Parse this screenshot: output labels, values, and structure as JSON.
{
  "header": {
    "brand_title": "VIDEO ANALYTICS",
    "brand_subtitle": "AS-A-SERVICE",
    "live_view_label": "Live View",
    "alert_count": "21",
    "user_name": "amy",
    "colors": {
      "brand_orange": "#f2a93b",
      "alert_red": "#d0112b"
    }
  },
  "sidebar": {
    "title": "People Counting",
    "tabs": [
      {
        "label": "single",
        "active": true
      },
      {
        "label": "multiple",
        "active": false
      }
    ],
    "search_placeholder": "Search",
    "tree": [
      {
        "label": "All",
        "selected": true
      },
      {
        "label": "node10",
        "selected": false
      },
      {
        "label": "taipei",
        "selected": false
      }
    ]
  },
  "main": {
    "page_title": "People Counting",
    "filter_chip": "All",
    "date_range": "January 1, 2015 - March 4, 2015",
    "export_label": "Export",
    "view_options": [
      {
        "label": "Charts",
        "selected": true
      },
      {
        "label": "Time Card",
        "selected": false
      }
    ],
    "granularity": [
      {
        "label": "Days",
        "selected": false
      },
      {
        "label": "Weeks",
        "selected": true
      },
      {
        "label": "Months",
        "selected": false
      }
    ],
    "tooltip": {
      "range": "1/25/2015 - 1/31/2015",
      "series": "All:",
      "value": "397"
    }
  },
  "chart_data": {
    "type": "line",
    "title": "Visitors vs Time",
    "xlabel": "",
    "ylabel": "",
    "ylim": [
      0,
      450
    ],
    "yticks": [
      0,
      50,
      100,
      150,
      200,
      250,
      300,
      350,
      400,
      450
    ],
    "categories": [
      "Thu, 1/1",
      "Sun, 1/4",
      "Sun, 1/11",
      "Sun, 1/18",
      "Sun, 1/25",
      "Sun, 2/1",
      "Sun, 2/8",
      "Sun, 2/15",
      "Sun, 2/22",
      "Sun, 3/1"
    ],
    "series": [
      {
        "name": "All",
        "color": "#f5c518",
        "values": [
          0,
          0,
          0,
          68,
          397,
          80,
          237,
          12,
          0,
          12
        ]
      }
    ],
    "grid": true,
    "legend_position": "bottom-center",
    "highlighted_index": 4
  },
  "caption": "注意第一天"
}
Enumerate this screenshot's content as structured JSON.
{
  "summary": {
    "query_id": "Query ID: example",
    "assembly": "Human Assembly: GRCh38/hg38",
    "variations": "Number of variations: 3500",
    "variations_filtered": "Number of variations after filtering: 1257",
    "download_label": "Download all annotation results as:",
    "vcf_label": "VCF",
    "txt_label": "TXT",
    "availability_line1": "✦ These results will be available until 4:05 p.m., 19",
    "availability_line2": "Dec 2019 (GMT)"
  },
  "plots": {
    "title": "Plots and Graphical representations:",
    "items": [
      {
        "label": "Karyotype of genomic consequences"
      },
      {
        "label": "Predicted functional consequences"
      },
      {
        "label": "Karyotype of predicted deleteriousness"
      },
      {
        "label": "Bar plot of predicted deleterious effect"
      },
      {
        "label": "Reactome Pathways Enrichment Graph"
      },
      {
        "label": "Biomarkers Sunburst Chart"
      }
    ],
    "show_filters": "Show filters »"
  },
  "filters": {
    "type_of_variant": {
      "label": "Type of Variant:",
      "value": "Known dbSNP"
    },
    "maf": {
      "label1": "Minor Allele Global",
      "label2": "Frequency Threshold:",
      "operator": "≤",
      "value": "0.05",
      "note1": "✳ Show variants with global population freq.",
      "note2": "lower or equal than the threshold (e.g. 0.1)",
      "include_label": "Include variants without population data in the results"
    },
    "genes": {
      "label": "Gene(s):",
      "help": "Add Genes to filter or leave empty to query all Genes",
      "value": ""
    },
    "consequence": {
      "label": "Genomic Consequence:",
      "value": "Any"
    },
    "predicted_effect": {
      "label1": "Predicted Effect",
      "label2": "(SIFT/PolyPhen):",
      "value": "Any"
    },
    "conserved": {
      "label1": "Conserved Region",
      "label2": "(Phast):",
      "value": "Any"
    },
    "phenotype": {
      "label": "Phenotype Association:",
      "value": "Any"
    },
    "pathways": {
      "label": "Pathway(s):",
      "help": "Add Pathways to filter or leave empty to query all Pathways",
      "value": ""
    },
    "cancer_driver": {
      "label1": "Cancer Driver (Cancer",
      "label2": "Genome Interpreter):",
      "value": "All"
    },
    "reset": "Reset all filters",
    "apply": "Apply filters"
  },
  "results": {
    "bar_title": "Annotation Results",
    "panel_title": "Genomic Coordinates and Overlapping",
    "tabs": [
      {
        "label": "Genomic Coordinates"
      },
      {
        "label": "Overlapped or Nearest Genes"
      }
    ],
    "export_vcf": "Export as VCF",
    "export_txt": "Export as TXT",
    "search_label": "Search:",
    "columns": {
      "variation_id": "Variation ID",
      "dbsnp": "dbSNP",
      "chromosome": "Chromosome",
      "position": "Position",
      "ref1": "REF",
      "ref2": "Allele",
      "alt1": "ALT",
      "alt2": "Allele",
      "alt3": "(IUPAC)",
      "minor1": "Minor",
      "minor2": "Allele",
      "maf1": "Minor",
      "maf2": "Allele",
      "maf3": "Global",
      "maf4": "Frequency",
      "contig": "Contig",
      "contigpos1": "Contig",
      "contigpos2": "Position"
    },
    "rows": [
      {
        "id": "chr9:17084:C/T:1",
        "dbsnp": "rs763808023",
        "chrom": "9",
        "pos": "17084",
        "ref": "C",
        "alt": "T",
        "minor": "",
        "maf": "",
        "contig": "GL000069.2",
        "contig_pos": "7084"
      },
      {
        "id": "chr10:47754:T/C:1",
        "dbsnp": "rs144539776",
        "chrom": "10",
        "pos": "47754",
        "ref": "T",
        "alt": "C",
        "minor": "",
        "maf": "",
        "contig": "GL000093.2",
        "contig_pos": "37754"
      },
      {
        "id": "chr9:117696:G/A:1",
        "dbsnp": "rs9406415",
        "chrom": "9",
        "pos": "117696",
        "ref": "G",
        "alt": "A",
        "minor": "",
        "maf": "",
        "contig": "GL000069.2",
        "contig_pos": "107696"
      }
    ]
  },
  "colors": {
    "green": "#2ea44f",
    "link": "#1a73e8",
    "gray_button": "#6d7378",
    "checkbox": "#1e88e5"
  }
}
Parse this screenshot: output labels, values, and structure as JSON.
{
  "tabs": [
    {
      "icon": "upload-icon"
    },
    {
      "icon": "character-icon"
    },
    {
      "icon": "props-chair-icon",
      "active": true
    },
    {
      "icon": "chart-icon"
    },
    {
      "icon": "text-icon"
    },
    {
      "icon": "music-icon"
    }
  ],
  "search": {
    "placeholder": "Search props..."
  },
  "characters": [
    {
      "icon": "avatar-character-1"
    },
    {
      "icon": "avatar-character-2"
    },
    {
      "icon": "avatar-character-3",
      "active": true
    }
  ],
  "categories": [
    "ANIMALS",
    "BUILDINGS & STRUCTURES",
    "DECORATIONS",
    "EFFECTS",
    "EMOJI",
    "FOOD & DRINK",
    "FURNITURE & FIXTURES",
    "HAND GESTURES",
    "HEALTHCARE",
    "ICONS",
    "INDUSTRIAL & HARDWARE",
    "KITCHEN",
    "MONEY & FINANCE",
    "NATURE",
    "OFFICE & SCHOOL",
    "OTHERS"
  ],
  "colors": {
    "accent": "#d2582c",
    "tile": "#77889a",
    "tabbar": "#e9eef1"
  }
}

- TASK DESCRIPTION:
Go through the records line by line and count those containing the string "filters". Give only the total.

- ANSWER TO THIS EXERCISE:
4